Olympia Morata ProgrammeOn the Way to a University Career

3 May 2024

Olympia Morata Programme of Heidelberg University awards fellowships to four early-career researchers

Four young female postdoctoral researchers working on outstanding academic qualification projects are being funded in the context of Heidelberg University’s Olympia Morata Programme. Those selected – after a successful assessment of their applications – were Dr Julia Anthea Gessner from the Institute for Physical Chemistry, Dr Lisa-Marie Schütz from the Institute of Sports and Sports Sciences, along with Dr Charlotte Kirsch-Klingelhöffer and Dr Carolin Ziethe from the Theological Seminary. The programme aims to attract more women to university and scientific careers and contribute to increasing the proportion of women in leadership positions within and outside the university.

In her research project at the Institute for Physical Chemistry, Dr Gessner studies the optical properties of energy materials. These functional materials are meant to be used in sustainable, energy-efficient technologies such as solar cells, LEDs or batteries. A key to practical application lies in investigating ultra-rapid processes that take place during the interaction of these materials with light. To do this, the scientist would like to develop an innovative microscope using attosecond pulses in order to resolve the electronic phenomena in functional materials in time and space.

Porträt: Dr. Julia Anthea Gessner

At the Institute of Sports and Sports Sciences, Dr Schütz is studying psychological interventions employed to optimise performance prerequisites and promote and foster the mental health of athletes. Here the researcher links up empirically-supported sports-psychology approaches with innovative training methods, in order to place the quality of psychological care on a more strongly evidence-based foundation. The aim is to evaluate the efficiency and effectiveness of interventions both at the individual and team-based level.

Porträt: Dr. Lisa-Marie Schütz

At the Theological Seminary, Dr Kirsch-Klingelhöffer’s habilitation project analyses the only extant speech ascribed to Constantine the Great, who became Roman emperor in 306 CE. In this “Speech to the assembly of the saints” – Latin “Oratio ad sanctorum coetum” – he outlines his understanding of Christian doctrine and links it with his own imperial programme. The scholar wants to examine aspects such as the doctrine of God, the ethics and ideology of Constantine’s reign, placing it in the context of further testimonies of this emperor. 

Porträt: Dr. Charlotte Kirsch-Klingelhöffer

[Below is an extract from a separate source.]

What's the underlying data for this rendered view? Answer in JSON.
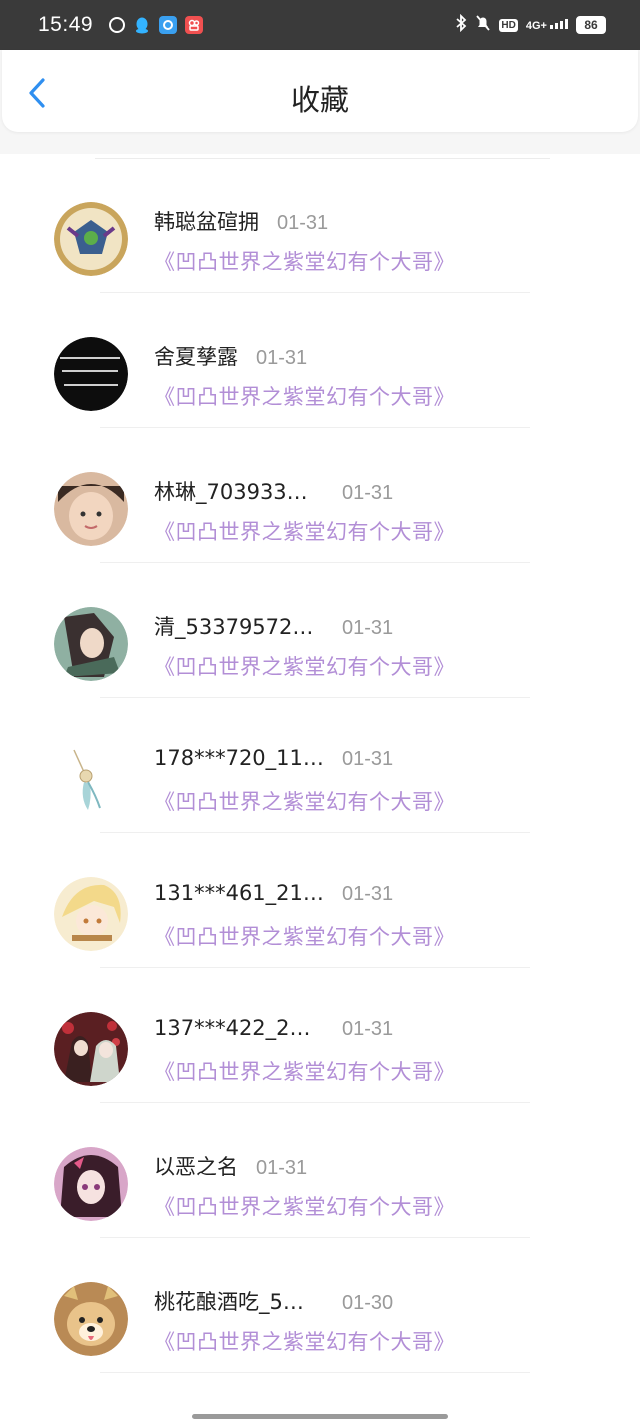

Likewise based at the Theological Seminary, Dr Ziethe’s research project engages with the early Christian reception of the Jewish father figures − Abraham, Moses and David − in the Acts of the Apostles and the Gospel of Luke. Besides their reception in early Jewish texts, Greco-Roman culture with its special esteem for antiquity, constitutes a relevant frame of reference. The research correlates with the fundamental question about the importance and identity-creating role of the past for the present of early Christianity, which was just beginning to emerge.

Porträt: Dr. Carolin Ziethe

The aim of the Olympia Morata Programme is to support female postdoctoral researchers who are pursuing an outstanding qualification project. To further their university career, the fellows are granted posts for a period of two years in the context of Heidelberg University’s equal opportunity policy. There are also further training and career development courses. The support programme is in memory of Olympia Morata, an Italian poet and humanist scholar, who died in Heidelberg in 1555.